Problem details:
A word-for-word copy of the data, with no images, is the required answer.
····················
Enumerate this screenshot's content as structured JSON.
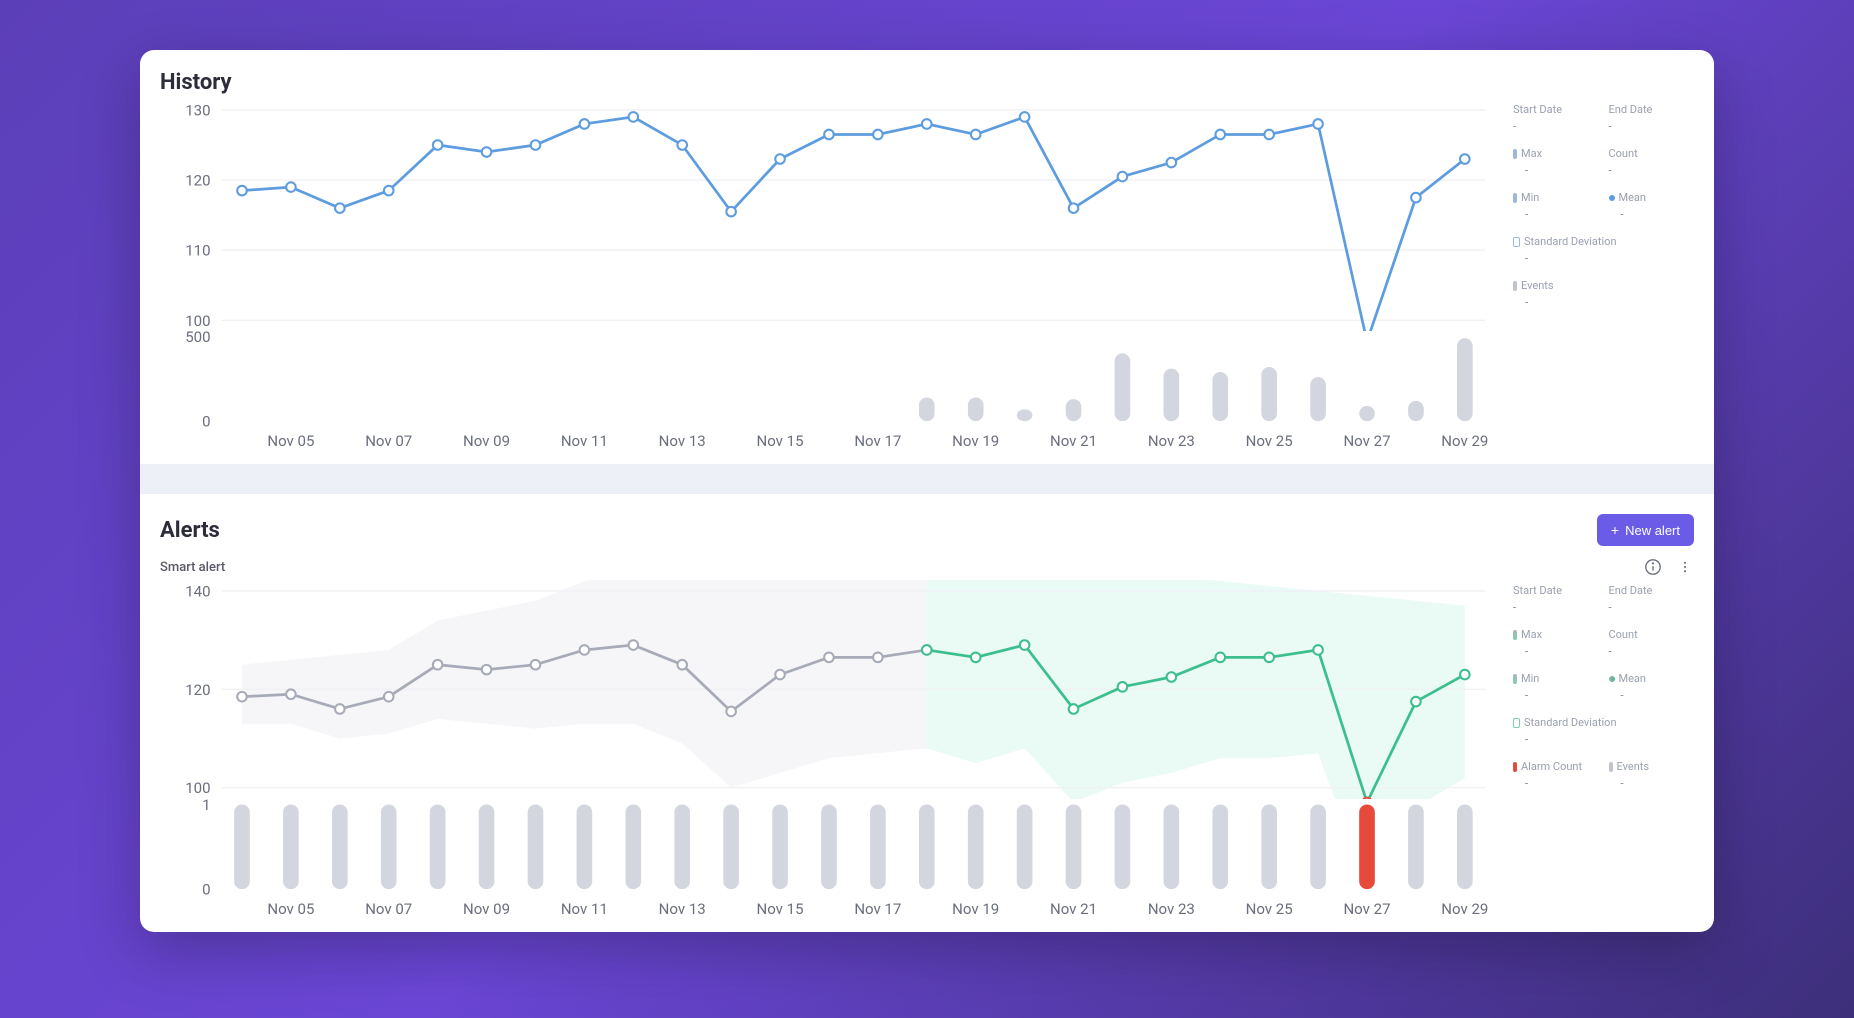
{
  "history": {
    "title": "History",
    "info": {
      "start_date": {
        "label": "Start Date",
        "value": "-"
      },
      "end_date": {
        "label": "End Date",
        "value": "-"
      },
      "max": {
        "label": "Max",
        "value": "-"
      },
      "count": {
        "label": "Count",
        "value": "-"
      },
      "min": {
        "label": "Min",
        "value": "-"
      },
      "mean": {
        "label": "Mean",
        "value": "-"
      },
      "std": {
        "label": "Standard Deviation",
        "value": "-"
      },
      "events": {
        "label": "Events",
        "value": "-"
      }
    }
  },
  "alerts": {
    "title": "Alerts",
    "new_alert_label": "New alert",
    "smart_alert_label": "Smart alert",
    "info": {
      "start_date": {
        "label": "Start Date",
        "value": "-"
      },
      "end_date": {
        "label": "End Date",
        "value": "-"
      },
      "max": {
        "label": "Max",
        "value": "-"
      },
      "count": {
        "label": "Count",
        "value": "-"
      },
      "min": {
        "label": "Min",
        "value": "-"
      },
      "mean": {
        "label": "Mean",
        "value": "-"
      },
      "std": {
        "label": "Standard Deviation",
        "value": "-"
      },
      "alarm_count": {
        "label": "Alarm Count",
        "value": "-"
      },
      "events": {
        "label": "Events",
        "value": "-"
      }
    }
  },
  "chart_data": [
    {
      "type": "line",
      "name": "history_line",
      "categories": [
        "Nov 04",
        "Nov 05",
        "Nov 06",
        "Nov 07",
        "Nov 08",
        "Nov 09",
        "Nov 10",
        "Nov 11",
        "Nov 12",
        "Nov 13",
        "Nov 14",
        "Nov 15",
        "Nov 16",
        "Nov 17",
        "Nov 18",
        "Nov 19",
        "Nov 20",
        "Nov 21",
        "Nov 22",
        "Nov 23",
        "Nov 24",
        "Nov 25",
        "Nov 26",
        "Nov 27",
        "Nov 28",
        "Nov 29"
      ],
      "x_tick_labels": [
        "Nov 05",
        "Nov 07",
        "Nov 09",
        "Nov 11",
        "Nov 13",
        "Nov 15",
        "Nov 17",
        "Nov 19",
        "Nov 21",
        "Nov 23",
        "Nov 25",
        "Nov 27",
        "Nov 29"
      ],
      "values": [
        118.5,
        119,
        116,
        118.5,
        125,
        124,
        125,
        128,
        129,
        125,
        115.5,
        123,
        126.5,
        126.5,
        128,
        126.5,
        129,
        116,
        120.5,
        122.5,
        126.5,
        126.5,
        128,
        97,
        117.5,
        123
      ],
      "ylim": [
        100,
        130
      ],
      "y_ticks": [
        100,
        110,
        120,
        130
      ],
      "color": "#5d9cde"
    },
    {
      "type": "bar",
      "name": "history_events",
      "categories": [
        "Nov 04",
        "Nov 05",
        "Nov 06",
        "Nov 07",
        "Nov 08",
        "Nov 09",
        "Nov 10",
        "Nov 11",
        "Nov 12",
        "Nov 13",
        "Nov 14",
        "Nov 15",
        "Nov 16",
        "Nov 17",
        "Nov 18",
        "Nov 19",
        "Nov 20",
        "Nov 21",
        "Nov 22",
        "Nov 23",
        "Nov 24",
        "Nov 25",
        "Nov 26",
        "Nov 27",
        "Nov 28",
        "Nov 29"
      ],
      "values": [
        0,
        0,
        0,
        0,
        0,
        0,
        0,
        0,
        0,
        0,
        0,
        0,
        0,
        0,
        140,
        140,
        70,
        130,
        400,
        310,
        290,
        320,
        260,
        90,
        120,
        490
      ],
      "ylim": [
        0,
        500
      ],
      "y_ticks": [
        0,
        500
      ],
      "color": "#d4d6df"
    },
    {
      "type": "line",
      "name": "alerts_line",
      "categories": [
        "Nov 04",
        "Nov 05",
        "Nov 06",
        "Nov 07",
        "Nov 08",
        "Nov 09",
        "Nov 10",
        "Nov 11",
        "Nov 12",
        "Nov 13",
        "Nov 14",
        "Nov 15",
        "Nov 16",
        "Nov 17",
        "Nov 18",
        "Nov 19",
        "Nov 20",
        "Nov 21",
        "Nov 22",
        "Nov 23",
        "Nov 24",
        "Nov 25",
        "Nov 26",
        "Nov 27",
        "Nov 28",
        "Nov 29"
      ],
      "x_tick_labels": [
        "Nov 05",
        "Nov 07",
        "Nov 09",
        "Nov 11",
        "Nov 13",
        "Nov 15",
        "Nov 17",
        "Nov 19",
        "Nov 21",
        "Nov 23",
        "Nov 25",
        "Nov 27",
        "Nov 29"
      ],
      "series": [
        {
          "name": "history",
          "color": "#a7abb7",
          "values": [
            118.5,
            119,
            116,
            118.5,
            125,
            124,
            125,
            128,
            129,
            125,
            115.5,
            123,
            126.5,
            126.5,
            128,
            null,
            null,
            null,
            null,
            null,
            null,
            null,
            null,
            null,
            null,
            null
          ]
        },
        {
          "name": "forecast",
          "color": "#3bbf8f",
          "values": [
            null,
            null,
            null,
            null,
            null,
            null,
            null,
            null,
            null,
            null,
            null,
            null,
            null,
            null,
            128,
            126.5,
            129,
            116,
            120.5,
            122.5,
            126.5,
            126.5,
            128,
            97,
            117.5,
            123
          ]
        }
      ],
      "band_upper": [
        125,
        126,
        127,
        128,
        134,
        136,
        138,
        142,
        144,
        146,
        146,
        147,
        147,
        147,
        147,
        146,
        146,
        145,
        144,
        143,
        142,
        141,
        140,
        139,
        138,
        137
      ],
      "band_lower": [
        113,
        113,
        110,
        111,
        114,
        113,
        112,
        113,
        113,
        109,
        100,
        103,
        106,
        107,
        108,
        105,
        108,
        97,
        101,
        103,
        106,
        106,
        107,
        80,
        96,
        102
      ],
      "alarm_indices": [
        23
      ],
      "ylim": [
        100,
        140
      ],
      "y_ticks": [
        100,
        120,
        140
      ]
    },
    {
      "type": "bar",
      "name": "alerts_events",
      "categories": [
        "Nov 04",
        "Nov 05",
        "Nov 06",
        "Nov 07",
        "Nov 08",
        "Nov 09",
        "Nov 10",
        "Nov 11",
        "Nov 12",
        "Nov 13",
        "Nov 14",
        "Nov 15",
        "Nov 16",
        "Nov 17",
        "Nov 18",
        "Nov 19",
        "Nov 20",
        "Nov 21",
        "Nov 22",
        "Nov 23",
        "Nov 24",
        "Nov 25",
        "Nov 26",
        "Nov 27",
        "Nov 28",
        "Nov 29"
      ],
      "values": [
        1,
        1,
        1,
        1,
        1,
        1,
        1,
        1,
        1,
        1,
        1,
        1,
        1,
        1,
        1,
        1,
        1,
        1,
        1,
        1,
        1,
        1,
        1,
        1,
        1,
        1
      ],
      "alarm_values": [
        0,
        0,
        0,
        0,
        0,
        0,
        0,
        0,
        0,
        0,
        0,
        0,
        0,
        0,
        0,
        0,
        0,
        0,
        0,
        0,
        0,
        0,
        0,
        1,
        0,
        0
      ],
      "ylim": [
        0,
        1
      ],
      "y_ticks": [
        0,
        1
      ],
      "color": "#d4d6df",
      "alarm_color": "#e64a3b"
    }
  ]
}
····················
Response to the task:
Enumerate this screenshot's content as structured JSON.
{
  "history": {
    "title": "History",
    "info": {
      "start_date": {
        "label": "Start Date",
        "value": "-"
      },
      "end_date": {
        "label": "End Date",
        "value": "-"
      },
      "max": {
        "label": "Max",
        "value": "-"
      },
      "count": {
        "label": "Count",
        "value": "-"
      },
      "min": {
        "label": "Min",
        "value": "-"
      },
      "mean": {
        "label": "Mean",
        "value": "-"
      },
      "std": {
        "label": "Standard Deviation",
        "value": "-"
      },
      "events": {
        "label": "Events",
        "value": "-"
      }
    }
  },
  "alerts": {
    "title": "Alerts",
    "new_alert_label": "New alert",
    "smart_alert_label": "Smart alert",
    "info": {
      "start_date": {
        "label": "Start Date",
        "value": "-"
      },
      "end_date": {
        "label": "End Date",
        "value": "-"
      },
      "max": {
        "label": "Max",
        "value": "-"
      },
      "count": {
        "label": "Count",
        "value": "-"
      },
      "min": {
        "label": "Min",
        "value": "-"
      },
      "mean": {
        "label": "Mean",
        "value": "-"
      },
      "std": {
        "label": "Standard Deviation",
        "value": "-"
      },
      "alarm_count": {
        "label": "Alarm Count",
        "value": "-"
      },
      "events": {
        "label": "Events",
        "value": "-"
      }
    }
  },
  "chart_data": [
    {
      "type": "line",
      "name": "history_line",
      "categories": [
        "Nov 04",
        "Nov 05",
        "Nov 06",
        "Nov 07",
        "Nov 08",
        "Nov 09",
        "Nov 10",
        "Nov 11",
        "Nov 12",
        "Nov 13",
        "Nov 14",
        "Nov 15",
        "Nov 16",
        "Nov 17",
        "Nov 18",
        "Nov 19",
        "Nov 20",
        "Nov 21",
        "Nov 22",
        "Nov 23",
        "Nov 24",
        "Nov 25",
        "Nov 26",
        "Nov 27",
        "Nov 28",
        "Nov 29"
      ],
      "x_tick_labels": [
        "Nov 05",
        "Nov 07",
        "Nov 09",
        "Nov 11",
        "Nov 13",
        "Nov 15",
        "Nov 17",
        "Nov 19",
        "Nov 21",
        "Nov 23",
        "Nov 25",
        "Nov 27",
        "Nov 29"
      ],
      "values": [
        118.5,
        119,
        116,
        118.5,
        125,
        124,
        125,
        128,
        129,
        125,
        115.5,
        123,
        126.5,
        126.5,
        128,
        126.5,
        129,
        116,
        120.5,
        122.5,
        126.5,
        126.5,
        128,
        97,
        117.5,
        123
      ],
      "ylim": [
        100,
        130
      ],
      "y_ticks": [
        100,
        110,
        120,
        130
      ],
      "color": "#5d9cde"
    },
    {
      "type": "bar",
      "name": "history_events",
      "categories": [
        "Nov 04",
        "Nov 05",
        "Nov 06",
        "Nov 07",
        "Nov 08",
        "Nov 09",
        "Nov 10",
        "Nov 11",
        "Nov 12",
        "Nov 13",
        "Nov 14",
        "Nov 15",
        "Nov 16",
        "Nov 17",
        "Nov 18",
        "Nov 19",
        "Nov 20",
        "Nov 21",
        "Nov 22",
        "Nov 23",
        "Nov 24",
        "Nov 25",
        "Nov 26",
        "Nov 27",
        "Nov 28",
        "Nov 29"
      ],
      "values": [
        0,
        0,
        0,
        0,
        0,
        0,
        0,
        0,
        0,
        0,
        0,
        0,
        0,
        0,
        140,
        140,
        70,
        130,
        400,
        310,
        290,
        320,
        260,
        90,
        120,
        490
      ],
      "ylim": [
        0,
        500
      ],
      "y_ticks": [
        0,
        500
      ],
      "color": "#d4d6df"
    },
    {
      "type": "line",
      "name": "alerts_line",
      "categories": [
        "Nov 04",
        "Nov 05",
        "Nov 06",
        "Nov 07",
        "Nov 08",
        "Nov 09",
        "Nov 10",
        "Nov 11",
        "Nov 12",
        "Nov 13",
        "Nov 14",
        "Nov 15",
        "Nov 16",
        "Nov 17",
        "Nov 18",
        "Nov 19",
        "Nov 20",
        "Nov 21",
        "Nov 22",
        "Nov 23",
        "Nov 24",
        "Nov 25",
        "Nov 26",
        "Nov 27",
        "Nov 28",
        "Nov 29"
      ],
      "x_tick_labels": [
        "Nov 05",
        "Nov 07",
        "Nov 09",
        "Nov 11",
        "Nov 13",
        "Nov 15",
        "Nov 17",
        "Nov 19",
        "Nov 21",
        "Nov 23",
        "Nov 25",
        "Nov 27",
        "Nov 29"
      ],
      "series": [
        {
          "name": "history",
          "color": "#a7abb7",
          "values": [
            118.5,
            119,
            116,
            118.5,
            125,
            124,
            125,
            128,
            129,
            125,
            115.5,
            123,
            126.5,
            126.5,
            128,
            null,
            null,
            null,
            null,
            null,
            null,
            null,
            null,
            null,
            null,
            null
          ]
        },
        {
          "name": "forecast",
          "color": "#3bbf8f",
          "values": [
            null,
            null,
            null,
            null,
            null,
            null,
            null,
            null,
            null,
            null,
            null,
            null,
            null,
            null,
            128,
            126.5,
            129,
            116,
            120.5,
            122.5,
            126.5,
            126.5,
            128,
            97,
            117.5,
            123
          ]
        }
      ],
      "band_upper": [
        125,
        126,
        127,
        128,
        134,
        136,
        138,
        142,
        144,
        146,
        146,
        147,
        147,
        147,
        147,
        146,
        146,
        145,
        144,
        143,
        142,
        141,
        140,
        139,
        138,
        137
      ],
      "band_lower": [
        113,
        113,
        110,
        111,
        114,
        113,
        112,
        113,
        113,
        109,
        100,
        103,
        106,
        107,
        108,
        105,
        108,
        97,
        101,
        103,
        106,
        106,
        107,
        80,
        96,
        102
      ],
      "alarm_indices": [
        23
      ],
      "ylim": [
        100,
        140
      ],
      "y_ticks": [
        100,
        120,
        140
      ]
    },
    {
      "type": "bar",
      "name": "alerts_events",
      "categories": [
        "Nov 04",
        "Nov 05",
        "Nov 06",
        "Nov 07",
        "Nov 08",
        "Nov 09",
        "Nov 10",
        "Nov 11",
        "Nov 12",
        "Nov 13",
        "Nov 14",
        "Nov 15",
        "Nov 16",
        "Nov 17",
        "Nov 18",
        "Nov 19",
        "Nov 20",
        "Nov 21",
        "Nov 22",
        "Nov 23",
        "Nov 24",
        "Nov 25",
        "Nov 26",
        "Nov 27",
        "Nov 28",
        "Nov 29"
      ],
      "values": [
        1,
        1,
        1,
        1,
        1,
        1,
        1,
        1,
        1,
        1,
        1,
        1,
        1,
        1,
        1,
        1,
        1,
        1,
        1,
        1,
        1,
        1,
        1,
        1,
        1,
        1
      ],
      "alarm_values": [
        0,
        0,
        0,
        0,
        0,
        0,
        0,
        0,
        0,
        0,
        0,
        0,
        0,
        0,
        0,
        0,
        0,
        0,
        0,
        0,
        0,
        0,
        0,
        1,
        0,
        0
      ],
      "ylim": [
        0,
        1
      ],
      "y_ticks": [
        0,
        1
      ],
      "color": "#d4d6df",
      "alarm_color": "#e64a3b"
    }
  ]
}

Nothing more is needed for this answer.